THE PROBLEM:
A faithful copy without images is required: write out all the records exactly.

Interface dataset entries
+ + +

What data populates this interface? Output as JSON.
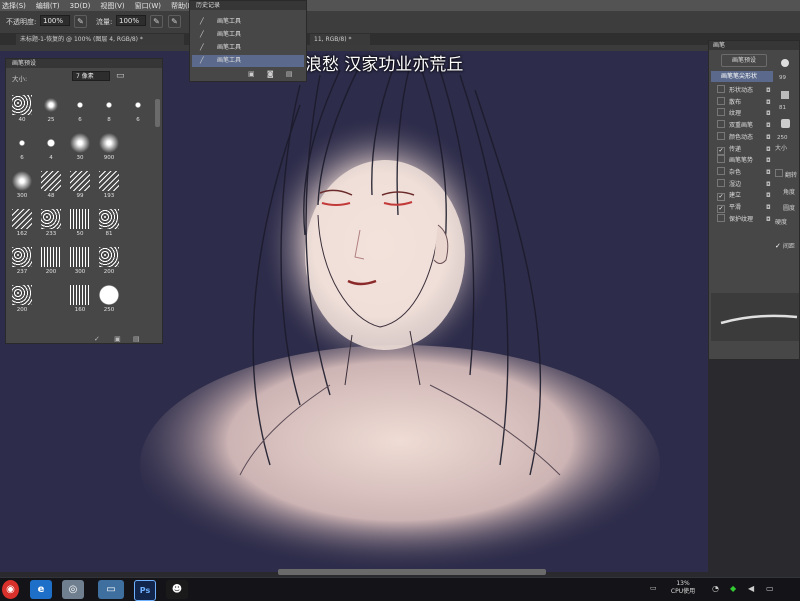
{
  "menubar": [
    "选择(S)",
    "编辑(T)",
    "3D(D)",
    "视图(V)",
    "窗口(W)",
    "帮助(H)"
  ],
  "options": {
    "opacity_label": "不透明度:",
    "opacity_value": "100%",
    "flow_label": "流量:",
    "flow_value": "100%"
  },
  "tabs": [
    "未标题-1-恢复的 @ 100% (图层 4, RGB/8) *",
    "11, RGB/8) *"
  ],
  "caption": "千载兴亡莫浪愁 汉家功业亦荒丘",
  "brush_panel": {
    "title": "画笔预设",
    "size_label": "大小:",
    "size_value": "7 像素",
    "cells": [
      {
        "num": "40"
      },
      {
        "num": "25"
      },
      {
        "num": "6"
      },
      {
        "num": "8"
      },
      {
        "num": "6"
      },
      {
        "num": "6"
      },
      {
        "num": "4"
      },
      {
        "num": "30"
      },
      {
        "num": "900"
      },
      {
        "num": ""
      },
      {
        "num": "300"
      },
      {
        "num": "48"
      },
      {
        "num": "99"
      },
      {
        "num": "193"
      },
      {
        "num": ""
      },
      {
        "num": "162"
      },
      {
        "num": "233"
      },
      {
        "num": "50"
      },
      {
        "num": "81"
      },
      {
        "num": ""
      },
      {
        "num": "237"
      },
      {
        "num": "200"
      },
      {
        "num": "300"
      },
      {
        "num": "200"
      },
      {
        "num": ""
      },
      {
        "num": "200"
      },
      {
        "num": ""
      },
      {
        "num": "160"
      },
      {
        "num": "250"
      },
      {
        "num": ""
      }
    ]
  },
  "history": {
    "title": "历史记录",
    "items": [
      "画笔工具",
      "画笔工具",
      "画笔工具",
      "画笔工具"
    ]
  },
  "brush_settings": {
    "tab": "画笔",
    "preset_button": "画笔预设",
    "selected": "画笔笔尖形状",
    "items": [
      {
        "label": "形状动态",
        "checked": false
      },
      {
        "label": "散布",
        "checked": false
      },
      {
        "label": "纹理",
        "checked": false
      },
      {
        "label": "双重画笔",
        "checked": false
      },
      {
        "label": "颜色动态",
        "checked": false
      },
      {
        "label": "传递",
        "checked": true
      },
      {
        "label": "画笔笔势",
        "checked": false
      },
      {
        "label": "杂色",
        "checked": false
      },
      {
        "label": "湿边",
        "checked": false
      },
      {
        "label": "建立",
        "checked": true
      },
      {
        "label": "平滑",
        "checked": true
      },
      {
        "label": "保护纹理",
        "checked": false
      }
    ],
    "size_label": "大小",
    "flip_label": "翻转",
    "angle_label": "角度",
    "roundness_label": "圆度",
    "hardness_label": "硬度",
    "spacing_label": "间距",
    "tip_numbers": [
      "99",
      "81",
      "250"
    ]
  },
  "taskbar": {
    "cpu_percent": "13%",
    "cpu_label": "CPU使用"
  },
  "colors": {
    "canvas_bg": "#2d2c4a",
    "panel_bg": "#474747",
    "menubar_bg": "#535353"
  }
}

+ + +

ANSWER AREA:
What data populates this interface? Output as JSON.
{
  "menubar": [
    "选择(S)",
    "编辑(T)",
    "3D(D)",
    "视图(V)",
    "窗口(W)",
    "帮助(H)"
  ],
  "options": {
    "opacity_label": "不透明度:",
    "opacity_value": "100%",
    "flow_label": "流量:",
    "flow_value": "100%"
  },
  "tabs": [
    "未标题-1-恢复的 @ 100% (图层 4, RGB/8) *",
    "11, RGB/8) *"
  ],
  "caption": "千载兴亡莫浪愁 汉家功业亦荒丘",
  "brush_panel": {
    "title": "画笔预设",
    "size_label": "大小:",
    "size_value": "7 像素",
    "cells": [
      {
        "num": "40"
      },
      {
        "num": "25"
      },
      {
        "num": "6"
      },
      {
        "num": "8"
      },
      {
        "num": "6"
      },
      {
        "num": "6"
      },
      {
        "num": "4"
      },
      {
        "num": "30"
      },
      {
        "num": "900"
      },
      {
        "num": ""
      },
      {
        "num": "300"
      },
      {
        "num": "48"
      },
      {
        "num": "99"
      },
      {
        "num": "193"
      },
      {
        "num": ""
      },
      {
        "num": "162"
      },
      {
        "num": "233"
      },
      {
        "num": "50"
      },
      {
        "num": "81"
      },
      {
        "num": ""
      },
      {
        "num": "237"
      },
      {
        "num": "200"
      },
      {
        "num": "300"
      },
      {
        "num": "200"
      },
      {
        "num": ""
      },
      {
        "num": "200"
      },
      {
        "num": ""
      },
      {
        "num": "160"
      },
      {
        "num": "250"
      },
      {
        "num": ""
      }
    ]
  },
  "history": {
    "title": "历史记录",
    "items": [
      "画笔工具",
      "画笔工具",
      "画笔工具",
      "画笔工具"
    ]
  },
  "brush_settings": {
    "tab": "画笔",
    "preset_button": "画笔预设",
    "selected": "画笔笔尖形状",
    "items": [
      {
        "label": "形状动态",
        "checked": false
      },
      {
        "label": "散布",
        "checked": false
      },
      {
        "label": "纹理",
        "checked": false
      },
      {
        "label": "双重画笔",
        "checked": false
      },
      {
        "label": "颜色动态",
        "checked": false
      },
      {
        "label": "传递",
        "checked": true
      },
      {
        "label": "画笔笔势",
        "checked": false
      },
      {
        "label": "杂色",
        "checked": false
      },
      {
        "label": "湿边",
        "checked": false
      },
      {
        "label": "建立",
        "checked": true
      },
      {
        "label": "平滑",
        "checked": true
      },
      {
        "label": "保护纹理",
        "checked": false
      }
    ],
    "size_label": "大小",
    "flip_label": "翻转",
    "angle_label": "角度",
    "roundness_label": "圆度",
    "hardness_label": "硬度",
    "spacing_label": "间距",
    "tip_numbers": [
      "99",
      "81",
      "250"
    ]
  },
  "taskbar": {
    "cpu_percent": "13%",
    "cpu_label": "CPU使用"
  },
  "colors": {
    "canvas_bg": "#2d2c4a",
    "panel_bg": "#474747",
    "menubar_bg": "#535353"
  }
}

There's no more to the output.